▶ [Exercise materials]
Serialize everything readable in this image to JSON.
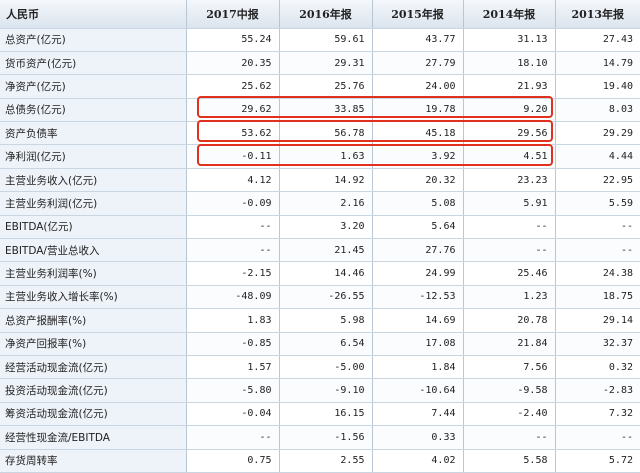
{
  "table": {
    "header": [
      "人民币",
      "2017中报",
      "2016年报",
      "2015年报",
      "2014年报",
      "2013年报"
    ],
    "rows": [
      {
        "label": "总资产(亿元)",
        "values": [
          "55.24",
          "59.61",
          "43.77",
          "31.13",
          "27.43"
        ]
      },
      {
        "label": "货币资产(亿元)",
        "values": [
          "20.35",
          "29.31",
          "27.79",
          "18.10",
          "14.79"
        ]
      },
      {
        "label": "净资产(亿元)",
        "values": [
          "25.62",
          "25.76",
          "24.00",
          "21.93",
          "19.40"
        ]
      },
      {
        "label": "总债务(亿元)",
        "values": [
          "29.62",
          "33.85",
          "19.78",
          "9.20",
          "8.03"
        ]
      },
      {
        "label": "资产负债率",
        "values": [
          "53.62",
          "56.78",
          "45.18",
          "29.56",
          "29.29"
        ]
      },
      {
        "label": "净利润(亿元)",
        "values": [
          "-0.11",
          "1.63",
          "3.92",
          "4.51",
          "4.44"
        ]
      },
      {
        "label": "主营业务收入(亿元)",
        "values": [
          "4.12",
          "14.92",
          "20.32",
          "23.23",
          "22.95"
        ]
      },
      {
        "label": "主营业务利润(亿元)",
        "values": [
          "-0.09",
          "2.16",
          "5.08",
          "5.91",
          "5.59"
        ]
      },
      {
        "label": "EBITDA(亿元)",
        "values": [
          "--",
          "3.20",
          "5.64",
          "--",
          "--"
        ]
      },
      {
        "label": "EBITDA/营业总收入",
        "values": [
          "--",
          "21.45",
          "27.76",
          "--",
          "--"
        ]
      },
      {
        "label": "主营业务利润率(%)",
        "values": [
          "-2.15",
          "14.46",
          "24.99",
          "25.46",
          "24.38"
        ]
      },
      {
        "label": "主营业务收入增长率(%)",
        "values": [
          "-48.09",
          "-26.55",
          "-12.53",
          "1.23",
          "18.75"
        ]
      },
      {
        "label": "总资产报酬率(%)",
        "values": [
          "1.83",
          "5.98",
          "14.69",
          "20.78",
          "29.14"
        ]
      },
      {
        "label": "净资产回报率(%)",
        "values": [
          "-0.85",
          "6.54",
          "17.08",
          "21.84",
          "32.37"
        ]
      },
      {
        "label": "经营活动现金流(亿元)",
        "values": [
          "1.57",
          "-5.00",
          "1.84",
          "7.56",
          "0.32"
        ]
      },
      {
        "label": "投资活动现金流(亿元)",
        "values": [
          "-5.80",
          "-9.10",
          "-10.64",
          "-9.58",
          "-2.83"
        ]
      },
      {
        "label": "筹资活动现金流(亿元)",
        "values": [
          "-0.04",
          "16.15",
          "7.44",
          "-2.40",
          "7.32"
        ]
      },
      {
        "label": "经营性现金流/EBITDA",
        "values": [
          "--",
          "-1.56",
          "0.33",
          "--",
          "--"
        ]
      },
      {
        "label": "存货周转率",
        "values": [
          "0.75",
          "2.55",
          "4.02",
          "5.58",
          "5.72"
        ]
      }
    ]
  },
  "highlight_color": "#e0301e"
}
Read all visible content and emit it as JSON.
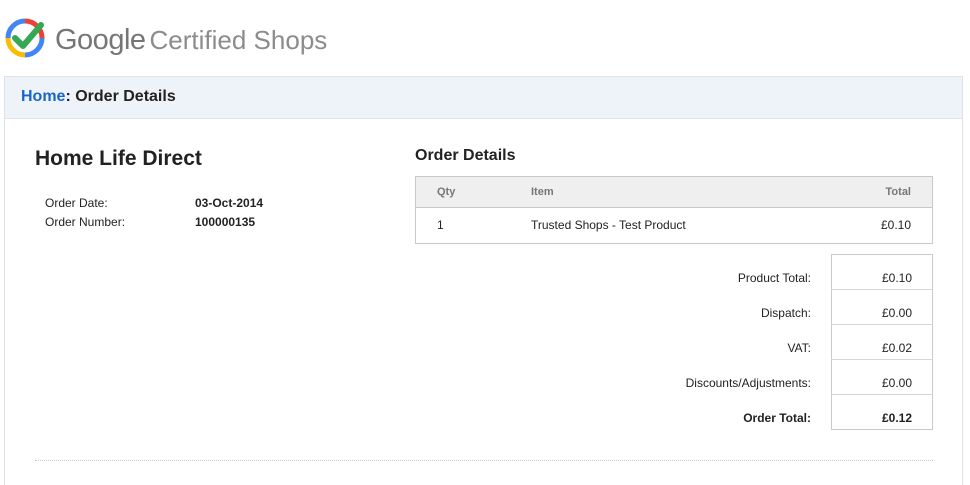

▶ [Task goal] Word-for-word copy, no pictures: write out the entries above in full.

▶ [Solution to this task]
Serialize everything readable in this image to JSON.
{
  "table": {
    "header": [
      "人民币",
      "2017中报",
      "2016年报",
      "2015年报",
      "2014年报",
      "2013年报"
    ],
    "rows": [
      {
        "label": "总资产(亿元)",
        "values": [
          "55.24",
          "59.61",
          "43.77",
          "31.13",
          "27.43"
        ]
      },
      {
        "label": "货币资产(亿元)",
        "values": [
          "20.35",
          "29.31",
          "27.79",
          "18.10",
          "14.79"
        ]
      },
      {
        "label": "净资产(亿元)",
        "values": [
          "25.62",
          "25.76",
          "24.00",
          "21.93",
          "19.40"
        ]
      },
      {
        "label": "总债务(亿元)",
        "values": [
          "29.62",
          "33.85",
          "19.78",
          "9.20",
          "8.03"
        ]
      },
      {
        "label": "资产负债率",
        "values": [
          "53.62",
          "56.78",
          "45.18",
          "29.56",
          "29.29"
        ]
      },
      {
        "label": "净利润(亿元)",
        "values": [
          "-0.11",
          "1.63",
          "3.92",
          "4.51",
          "4.44"
        ]
      },
      {
        "label": "主营业务收入(亿元)",
        "values": [
          "4.12",
          "14.92",
          "20.32",
          "23.23",
          "22.95"
        ]
      },
      {
        "label": "主营业务利润(亿元)",
        "values": [
          "-0.09",
          "2.16",
          "5.08",
          "5.91",
          "5.59"
        ]
      },
      {
        "label": "EBITDA(亿元)",
        "values": [
          "--",
          "3.20",
          "5.64",
          "--",
          "--"
        ]
      },
      {
        "label": "EBITDA/营业总收入",
        "values": [
          "--",
          "21.45",
          "27.76",
          "--",
          "--"
        ]
      },
      {
        "label": "主营业务利润率(%)",
        "values": [
          "-2.15",
          "14.46",
          "24.99",
          "25.46",
          "24.38"
        ]
      },
      {
        "label": "主营业务收入增长率(%)",
        "values": [
          "-48.09",
          "-26.55",
          "-12.53",
          "1.23",
          "18.75"
        ]
      },
      {
        "label": "总资产报酬率(%)",
        "values": [
          "1.83",
          "5.98",
          "14.69",
          "20.78",
          "29.14"
        ]
      },
      {
        "label": "净资产回报率(%)",
        "values": [
          "-0.85",
          "6.54",
          "17.08",
          "21.84",
          "32.37"
        ]
      },
      {
        "label": "经营活动现金流(亿元)",
        "values": [
          "1.57",
          "-5.00",
          "1.84",
          "7.56",
          "0.32"
        ]
      },
      {
        "label": "投资活动现金流(亿元)",
        "values": [
          "-5.80",
          "-9.10",
          "-10.64",
          "-9.58",
          "-2.83"
        ]
      },
      {
        "label": "筹资活动现金流(亿元)",
        "values": [
          "-0.04",
          "16.15",
          "7.44",
          "-2.40",
          "7.32"
        ]
      },
      {
        "label": "经营性现金流/EBITDA",
        "values": [
          "--",
          "-1.56",
          "0.33",
          "--",
          "--"
        ]
      },
      {
        "label": "存货周转率",
        "values": [
          "0.75",
          "2.55",
          "4.02",
          "5.58",
          "5.72"
        ]
      }
    ]
  },
  "highlight_color": "#e0301e"
}
Read all visible content and emit it as JSON.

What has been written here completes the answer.